• expand the Leisure Guide to become a City Guide city newspaper or magazine;

• install community bulletin boards so that people can read City notices and post notices in public places;

• open-agenda town hall meetings for people to ask questions and learn about things they want to know more about;

• televised department reports to give City managers a chance to talk about things that are working well or show progress on past issues;

• televised question and answer periods would allow people watching at home to hear the answers to question period inquiries, which are currently normally provided in writing;

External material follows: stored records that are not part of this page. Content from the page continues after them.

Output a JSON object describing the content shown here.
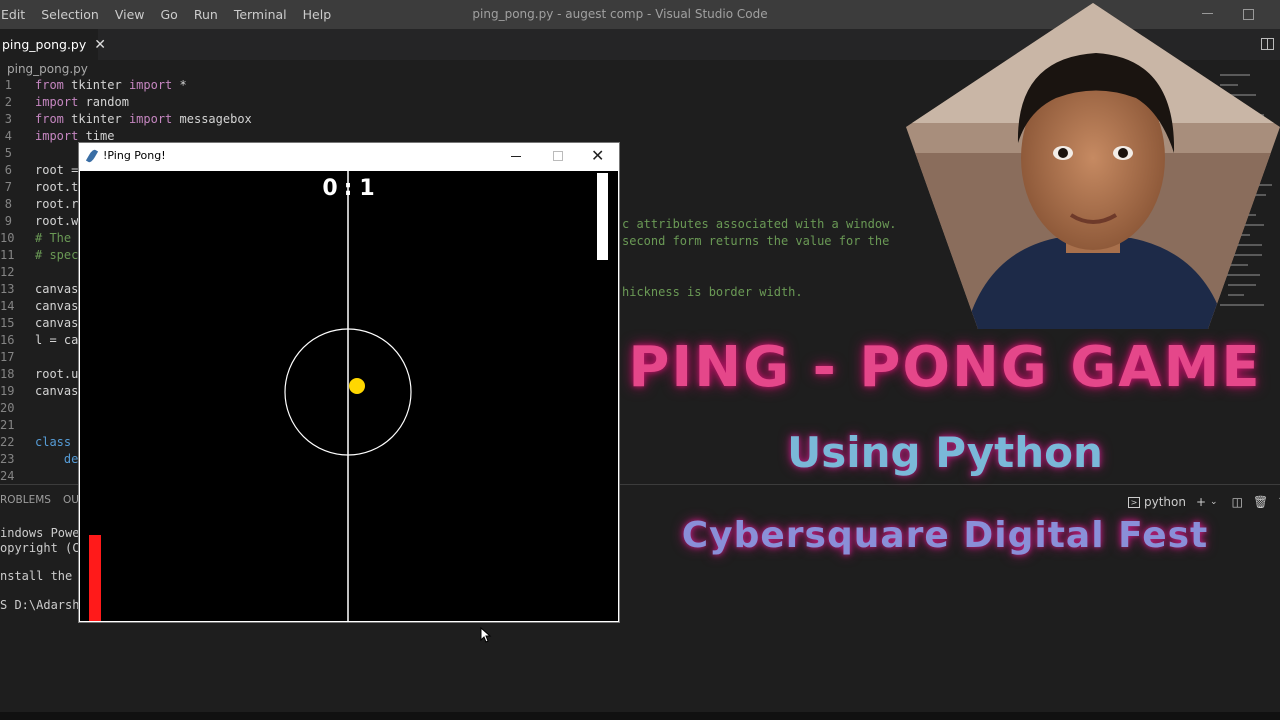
{
  "window": {
    "title": "ping_pong.py - augest comp - Visual Studio Code",
    "menu": [
      "Edit",
      "Selection",
      "View",
      "Go",
      "Run",
      "Terminal",
      "Help"
    ]
  },
  "tab": {
    "label": "ping_pong.py",
    "close_glyph": "✕"
  },
  "breadcrumb": "ping_pong.py",
  "code_lines": [
    {
      "n": "1",
      "text": "from tkinter import *"
    },
    {
      "n": "2",
      "text": "import random"
    },
    {
      "n": "3",
      "text": "from tkinter import messagebox"
    },
    {
      "n": "4",
      "text": "import time"
    },
    {
      "n": "5",
      "text": ""
    },
    {
      "n": "6",
      "text": "root ="
    },
    {
      "n": "7",
      "text": "root.t"
    },
    {
      "n": "8",
      "text": "root.r"
    },
    {
      "n": "9",
      "text": "root.w"
    },
    {
      "n": "10",
      "text": "# The"
    },
    {
      "n": "11",
      "text": "# spec"
    },
    {
      "n": "12",
      "text": ""
    },
    {
      "n": "13",
      "text": "canvas"
    },
    {
      "n": "14",
      "text": "canvas"
    },
    {
      "n": "15",
      "text": "canvas"
    },
    {
      "n": "16",
      "text": "l = ca"
    },
    {
      "n": "17",
      "text": ""
    },
    {
      "n": "18",
      "text": "root.u"
    },
    {
      "n": "19",
      "text": "canvas"
    },
    {
      "n": "20",
      "text": ""
    },
    {
      "n": "21",
      "text": ""
    },
    {
      "n": "22",
      "text": "class"
    },
    {
      "n": "23",
      "text": "    de"
    },
    {
      "n": "24",
      "text": ""
    }
  ],
  "comment_fragments": [
    "c attributes associated with a window.",
    "second form returns the value for the",
    "hickness is border width."
  ],
  "panel": {
    "tabs": [
      "ROBLEMS",
      "OU"
    ],
    "terminal_lines": [
      "indows Powers",
      "opyright (C)",
      "",
      "nstall the la",
      "",
      "S D:\\Adarsh\\"
    ],
    "shell_label": "python",
    "tool_icons": [
      "plus-icon",
      "chevron-down-icon",
      "split-terminal-icon",
      "trash-icon",
      "chevron-up-icon"
    ]
  },
  "game_window": {
    "title": "!Ping Pong!",
    "score": "0 : 1",
    "score_left": "0",
    "score_right": "1",
    "ball_color": "#ffd700",
    "left_paddle_color": "#ff1a1a",
    "right_paddle_color": "#ffffff"
  },
  "promo": {
    "title": "PING - PONG GAME",
    "subtitle": "Using Python",
    "footer": "Cybersquare Digital Fest"
  },
  "colors": {
    "editor_bg": "#1e1e1e",
    "titlebar_bg": "#3c3c3c",
    "keyword": "#c586c0",
    "comment": "#6a9955",
    "promo_pink": "#e5478a"
  }
}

• stronger communication links with local community and government agencies so the City can ensure its services are well-coordinated or cross-promoted.

smouldering cause

October 12, 2006

It looks like I probably won’t get where I wanted on tobacco control in White Rock. But it is looking more likely that we will be making some incremental progress… so that’s a good thing.

Yesterday, the Social Committee recommended to City Council that smoking be not permitted at the entrances to public facilities and on patios of bars and restaurants. I was hoping to have parks also be smoke-free, and wanted to have tobacco products hidden from view of minors in corner stores and pharmacies. But one member of the committee noted that society needs time to adapt and making incremental change is progress – better than where we are now. They were concerned about going further than the community is ready for and then having problems with compliance.

They stated that it is the committee’s vision that White Rock become a smoke-free city and that their recommendation should be seen as another step towards that goal. Hopefully council will share that goal and that intention.

steps to being smoke-free by 2010

October 7, 2006

These are the steps I think the City should take to becoming a smoke-free city.

2006 • patios declared smoke-free, signage at city entrances and key locations stating that White Rock will be a smoke-free city by 2010

2007 • smoking areas designated

2008 • all public places declared smoke-free – no smoking permitted anywhere in the city except in designated smoking areas

2009 • enforcement begins – up to this point the smoke-free spaces and designated smoking areas will have been recommendations

2010 • tobacco products required to be hidden from minors